Behind every modern-day vehicle, is a team of (usually) very creatively minded, sustainably inclined industrial designers. But by the time managers, engineers and bean counters have all had a bite of the cherry, you’re usually left with the compromised left overs. In the case of the Volvo XC40, this isn’t the case, and I drove the Scandinavian surprise down in the Barossa Valley to prove it.
From my first glance of the SUV at Adelaide airport, I knew this car had well considered features. Whether it was the sculpted doors, contrasting panels or even the small Swedish flag cheekily poking out the side of the bonnet, you could tell the industrial design team have pulled this car from pillar to post. At 4.4m long and 1.8m wide the XC40 carries a very practical urban footprint and an even more practical model selection. There are, quite simply, two versions of the XC40; Momentum and R-Design. As you would expect, the R-Design packs a few sportier features such as larger alloys and a sports steering wheel, but in all honestly, I thought the look and spec of the Momentum was spot on.

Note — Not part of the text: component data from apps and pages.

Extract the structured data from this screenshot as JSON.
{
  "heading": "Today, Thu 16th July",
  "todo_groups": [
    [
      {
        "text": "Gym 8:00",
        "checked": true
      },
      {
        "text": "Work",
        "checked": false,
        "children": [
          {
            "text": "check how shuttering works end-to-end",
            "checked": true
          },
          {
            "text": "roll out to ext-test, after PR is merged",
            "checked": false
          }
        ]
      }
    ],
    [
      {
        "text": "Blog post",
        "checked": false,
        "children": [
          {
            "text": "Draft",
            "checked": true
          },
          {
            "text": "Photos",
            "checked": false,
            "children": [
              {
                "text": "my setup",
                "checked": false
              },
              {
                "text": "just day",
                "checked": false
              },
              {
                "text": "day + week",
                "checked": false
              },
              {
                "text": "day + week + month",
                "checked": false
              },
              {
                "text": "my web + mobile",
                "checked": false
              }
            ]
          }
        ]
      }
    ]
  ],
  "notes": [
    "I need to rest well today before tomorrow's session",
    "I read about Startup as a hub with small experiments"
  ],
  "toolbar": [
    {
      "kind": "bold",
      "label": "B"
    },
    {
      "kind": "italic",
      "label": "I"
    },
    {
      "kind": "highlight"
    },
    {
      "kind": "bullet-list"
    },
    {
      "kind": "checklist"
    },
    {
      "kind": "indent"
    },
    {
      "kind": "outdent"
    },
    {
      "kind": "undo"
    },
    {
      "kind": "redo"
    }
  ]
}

Exploring the interior of the XC40 revealed yet more considered character. If intuitive design and smart storage is your thing, then the XC40 delivers in bag loads. Charging pads for your smart phone… under seat laptop space… adaptable bag hooks in the boot… from a functional storage perspective, this has to be one of the best interiors I’ve used. It’s not the sort of car that has 16 cup holders, or gimmick bins in every nook, but rather a very pragmatic and minimalist approach to the sort of things that are often neglected. Simply having the ability to put a few grocery bags in the back of your car without them creating a boot stir-fry, for example, will be a simple but welcome feature for most people. Even the carpets are made from recycled plastic bottles, and is the first step in Volvo’s plan for more sustainable car manufacturing. The rear seats felt the love from the design team as well, with generous leg and head room for my fellow tall people. Functionality aside, the entire cabin is tastefully presented in quality materials, Harmon Kardon audio and intuitive technology, and not surprisingly, is a great place to be.
In terms of engines, you have the common SUV dilemma of petrol vs diesel. The petrol comes in the form of the ‘ T5 ‘ which delivers 185 kW and 350Nm of torque. The diesel driven ‘ D4 ‘ offers 140kW and 400Nm of torque. My XC40 was fitted with the petrol and had a nice sense of poke for a turbo 4 pot. Piloting the Volvo felt extremely light and was one of the easiest SUV’s I’ve driven around a city. Once you were out and about, steering feel wasn’t great, but to be honest, I never really anticipated it to be. The XC40 is the sort of car that you slip in to comfort and just enjoy the drive. As you’d expect, the safety features of the Volvo are longer than this article but reassuring all the same and when it comes time to tucking away the SUV, the 360° parking assist does a pretty neat job.
I hope Volvo Australia has the supply to what’s going to be their greatest demand. The XC40 looks great, has intuitive features and arguably one of the nicest interiors in its class. It’s not trying too hard, or pretending to be something it’s not, Volvo have got the recipe just right. As weird as it is to say, it feels as though the XC40 is what a compact SUV should be in 2018. Every detail is carefully considered and thoughtfully executed. It looks and feels as though the Industrial designers had the last laugh, and it’s proof is in it’s pudding.